DESCRIPTION OF THE TASK :: Filter task. Return each line of the material that holds the string "icon".

----- INPUT RECORDS -----

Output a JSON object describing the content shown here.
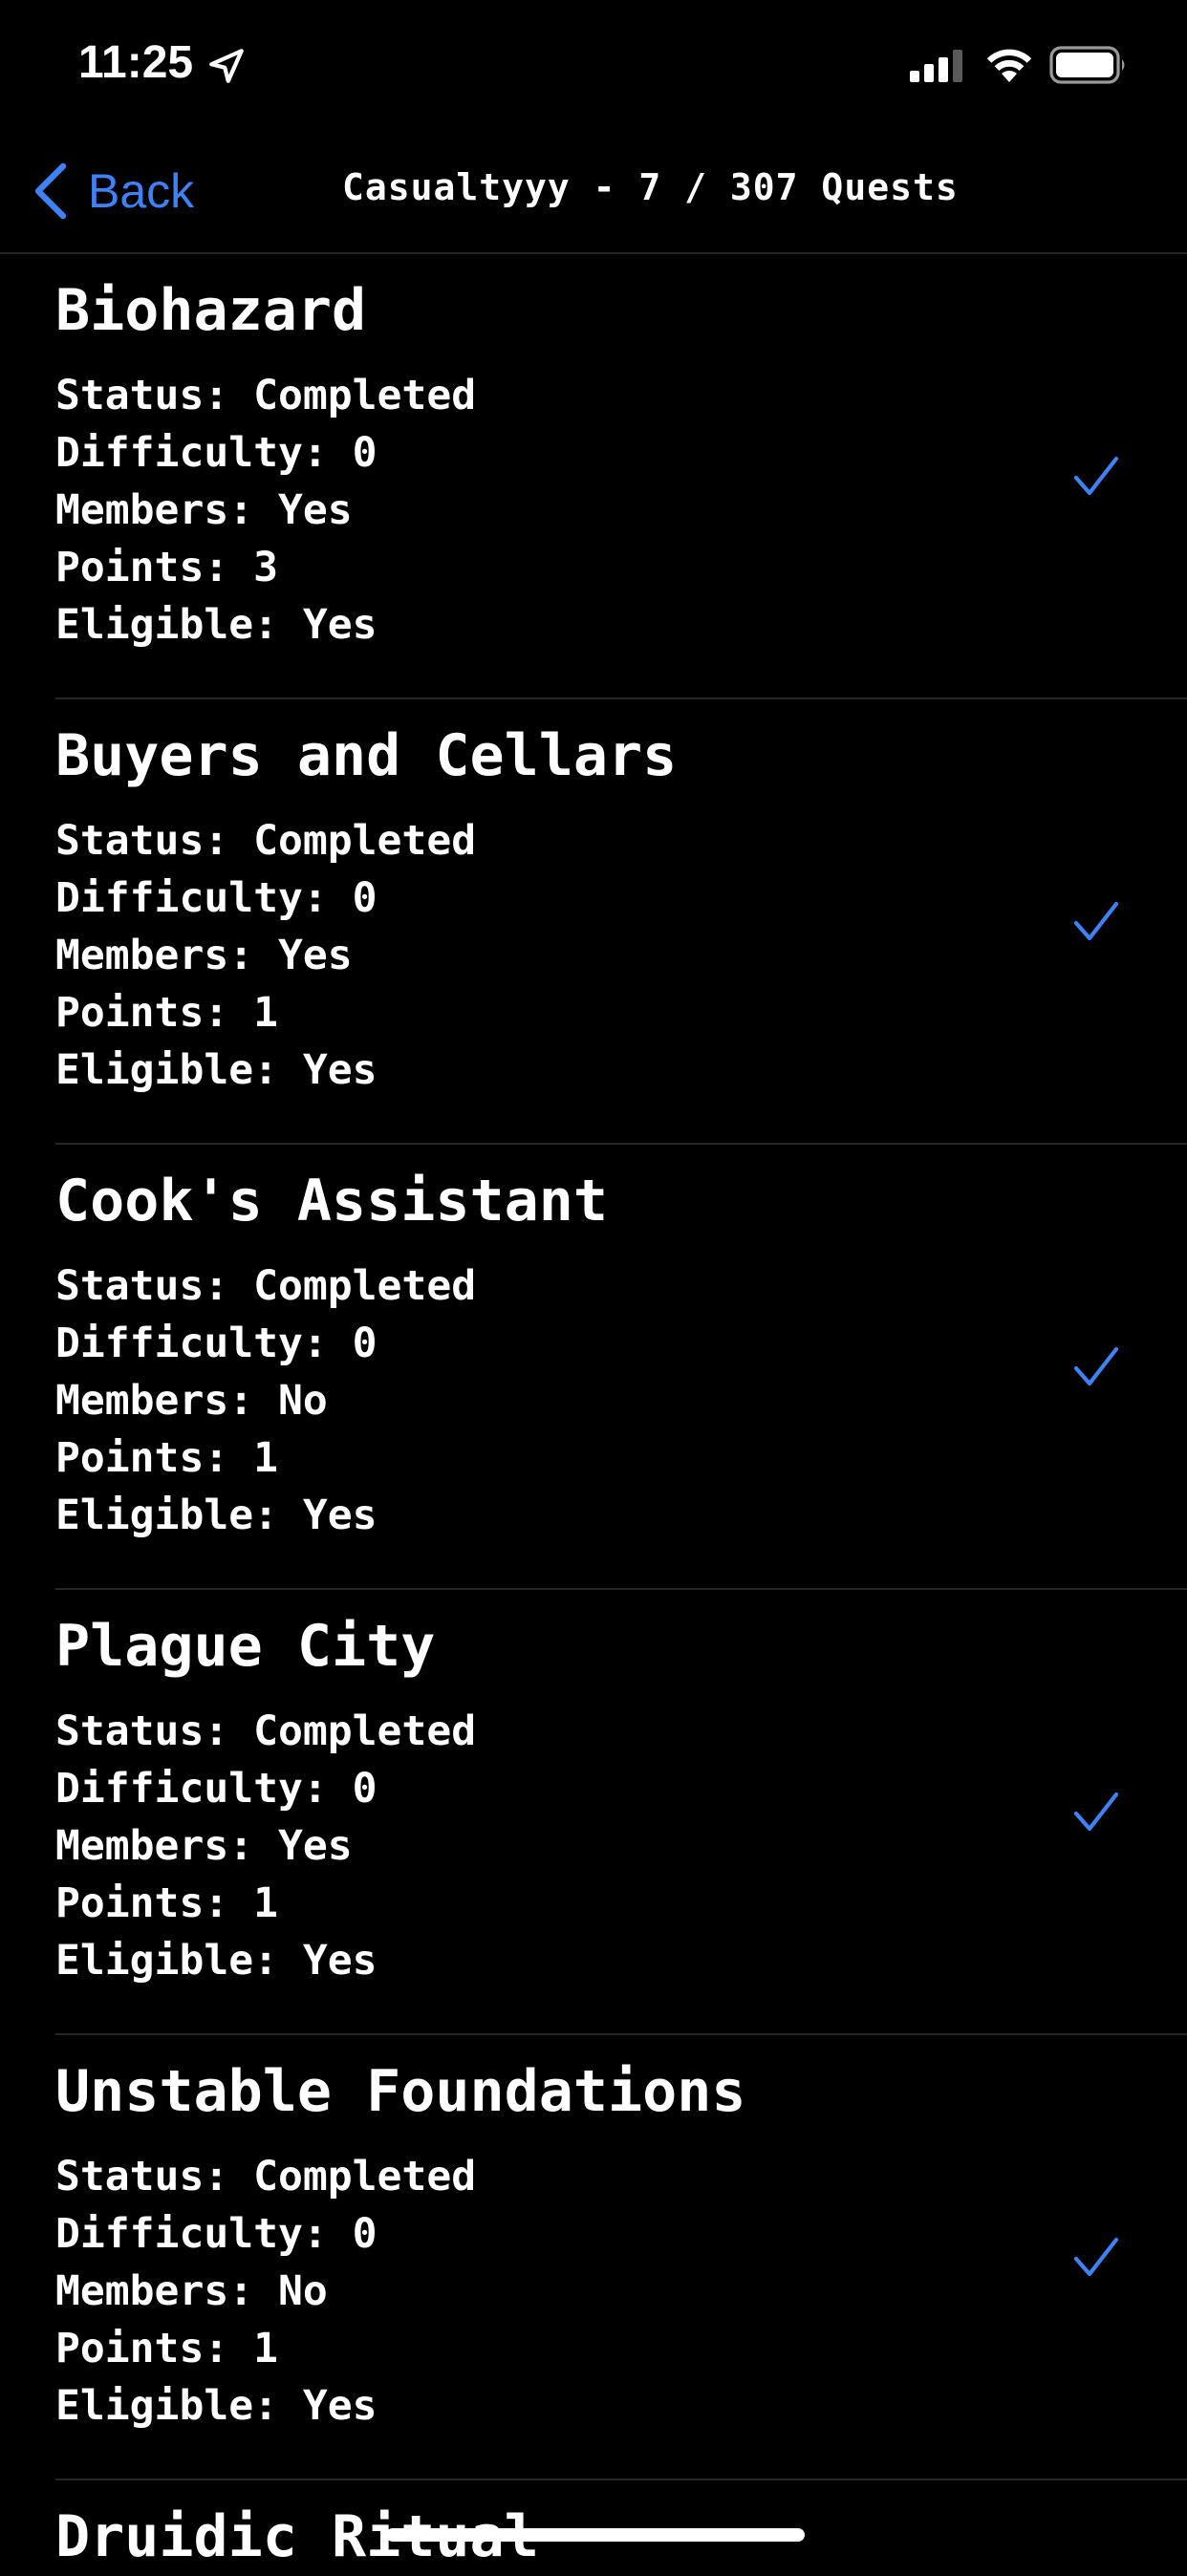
{
  "status_bar": {
    "time": "11:25",
    "location_icon": "location-arrow-icon",
    "signal_icon": "cellular-signal-icon",
    "wifi_icon": "wifi-icon",
    "battery_icon": "battery-icon"
  },
  "nav": {
    "back_label": "Back",
    "title": "Casualtyyy - 7 / 307 Quests"
  },
  "colors": {
    "background": "#000000",
    "accent": "#3d82f6",
    "text": "#ffffff",
    "separator": "#262626"
  },
  "quests": [
    {
      "title": "Biohazard",
      "status": "Status: Completed",
      "difficulty": "Difficulty: 0",
      "members": "Members: Yes",
      "points": "Points: 3",
      "eligible": "Eligible: Yes",
      "checked": true
    },
    {
      "title": "Buyers and Cellars",
      "status": "Status: Completed",
      "difficulty": "Difficulty: 0",
      "members": "Members: Yes",
      "points": "Points: 1",
      "eligible": "Eligible: Yes",
      "checked": true
    },
    {
      "title": "Cook's Assistant",
      "status": "Status: Completed",
      "difficulty": "Difficulty: 0",
      "members": "Members: No",
      "points": "Points: 1",
      "eligible": "Eligible: Yes",
      "checked": true
    },
    {
      "title": "Plague City",
      "status": "Status: Completed",
      "difficulty": "Difficulty: 0",
      "members": "Members: Yes",
      "points": "Points: 1",
      "eligible": "Eligible: Yes",
      "checked": true
    },
    {
      "title": "Unstable Foundations",
      "status": "Status: Completed",
      "difficulty": "Difficulty: 0",
      "members": "Members: No",
      "points": "Points: 1",
      "eligible": "Eligible: Yes",
      "checked": true
    },
    {
      "title": "Druidic Ritual"
    }
  ]
}
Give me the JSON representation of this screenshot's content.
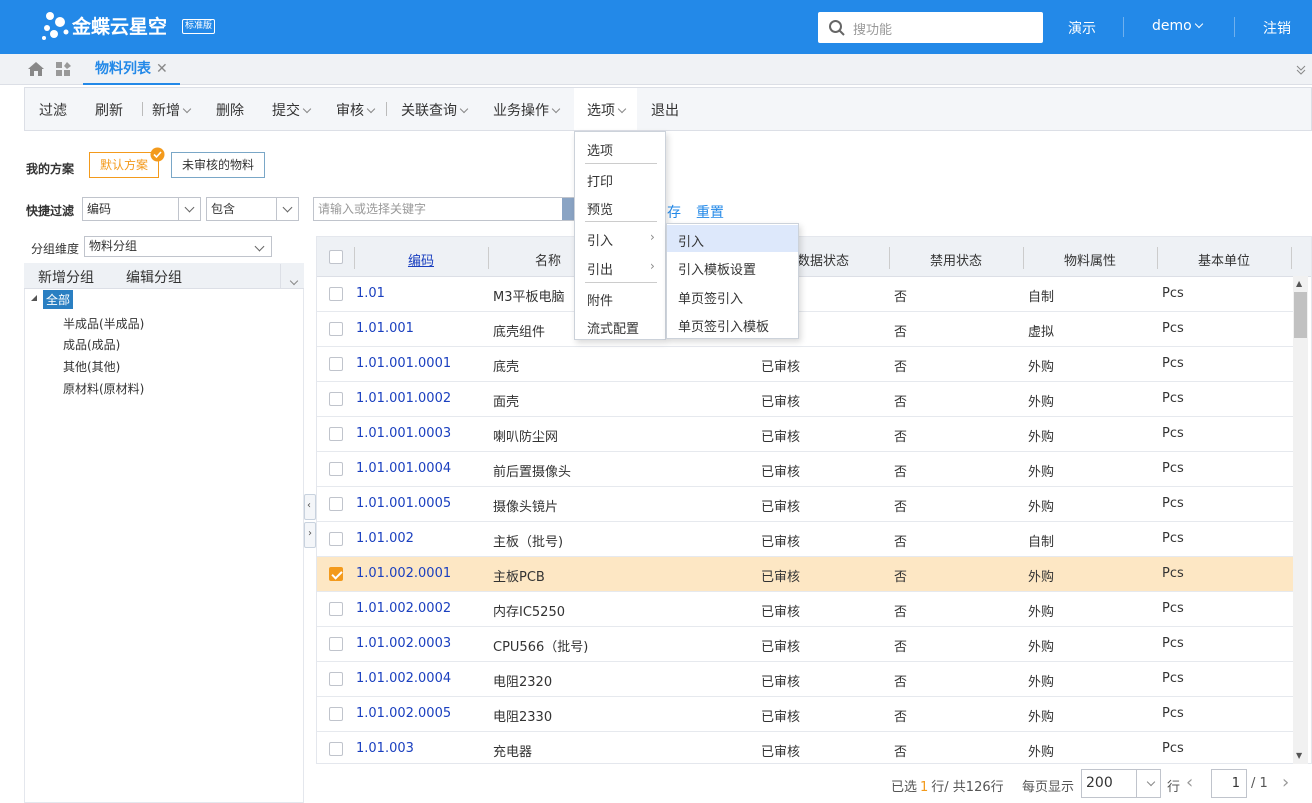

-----

ANSWER BELOW ::
    "location_icon": "location-arrow-icon",
    "signal_icon": "cellular-signal-icon",
    "wifi_icon": "wifi-icon",
    "battery_icon": "battery-icon"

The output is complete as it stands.